Preponderance of evidence in recent sources shows that the necrons generally, with Anrakyr the Traveller’s fleet being an obvious exception, lack reliable FTL to compete with the borg, their ships can get around, but not with the same scale of convenience.
The Eldar use the webway, and humans use warp travel, which is approximately 100,000 C depending on source and details.
For the Eldar, travel across the galaxy can be done in some cases in a matter of days using the webway - for instance in the novel Valedor, they travel to Craftworld Iyanden on one side of the galaxy to Biel-Tan on the other without much trouble on foot in what seems like a few hours.

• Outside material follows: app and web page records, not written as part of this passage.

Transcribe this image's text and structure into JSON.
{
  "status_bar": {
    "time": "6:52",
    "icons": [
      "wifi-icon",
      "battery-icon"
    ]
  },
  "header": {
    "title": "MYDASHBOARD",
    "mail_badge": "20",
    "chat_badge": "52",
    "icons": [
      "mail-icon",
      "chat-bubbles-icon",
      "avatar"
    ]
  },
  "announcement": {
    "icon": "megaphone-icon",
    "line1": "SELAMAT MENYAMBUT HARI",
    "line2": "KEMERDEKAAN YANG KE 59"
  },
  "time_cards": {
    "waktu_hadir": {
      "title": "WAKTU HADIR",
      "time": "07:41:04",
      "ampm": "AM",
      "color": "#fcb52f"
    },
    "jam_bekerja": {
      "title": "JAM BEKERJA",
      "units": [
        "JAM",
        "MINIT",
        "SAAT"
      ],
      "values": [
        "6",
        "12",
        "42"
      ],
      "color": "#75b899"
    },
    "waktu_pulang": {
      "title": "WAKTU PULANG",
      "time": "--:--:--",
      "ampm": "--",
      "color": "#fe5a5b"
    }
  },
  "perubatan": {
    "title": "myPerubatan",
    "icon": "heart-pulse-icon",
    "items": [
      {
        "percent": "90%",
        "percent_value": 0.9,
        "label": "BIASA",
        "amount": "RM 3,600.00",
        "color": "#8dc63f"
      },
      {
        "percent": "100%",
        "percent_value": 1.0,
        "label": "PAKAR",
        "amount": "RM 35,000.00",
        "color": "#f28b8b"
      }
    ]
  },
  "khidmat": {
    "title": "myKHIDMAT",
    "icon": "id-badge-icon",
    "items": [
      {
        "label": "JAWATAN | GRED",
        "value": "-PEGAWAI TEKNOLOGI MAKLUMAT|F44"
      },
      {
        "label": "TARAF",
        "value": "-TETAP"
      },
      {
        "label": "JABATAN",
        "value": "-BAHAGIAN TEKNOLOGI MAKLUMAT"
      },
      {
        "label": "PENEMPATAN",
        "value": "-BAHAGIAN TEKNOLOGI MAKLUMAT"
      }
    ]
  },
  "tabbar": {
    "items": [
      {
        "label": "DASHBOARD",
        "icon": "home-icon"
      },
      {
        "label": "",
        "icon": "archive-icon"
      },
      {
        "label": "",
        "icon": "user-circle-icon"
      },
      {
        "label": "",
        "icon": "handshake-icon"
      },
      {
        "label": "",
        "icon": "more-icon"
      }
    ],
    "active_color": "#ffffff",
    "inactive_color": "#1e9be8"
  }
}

Necrons with Inertialess drives are faster, but are very rare in modern source materials. Most necrons use limited access to the webway.
For the Imperium, it can take up to a year, but on some very rare occasions, mere weeks to cross the galaxy. That's for the best ships, others take far longer, down to local 'chartist' ships which may take years to make a journey of a hundred light years or so - it's been covered in some detail elsewhere so I won't dwell on this here.
Gathering Storm update:In the Gathering Storm books, the warp is stirred up and navigation becomes impossible for the Imperium in many areas. Navigation is still possible, but worse than it was previously.Outcome
I really have to award this one to the borg in a sweep. Their FTL is reliable, they understand it and can deploy it, all their ships have it, they have their own equivalent to the webway which is better maintained. They can expand their transwarp network as they please as far as we know, and no doubt have other tricks they can use.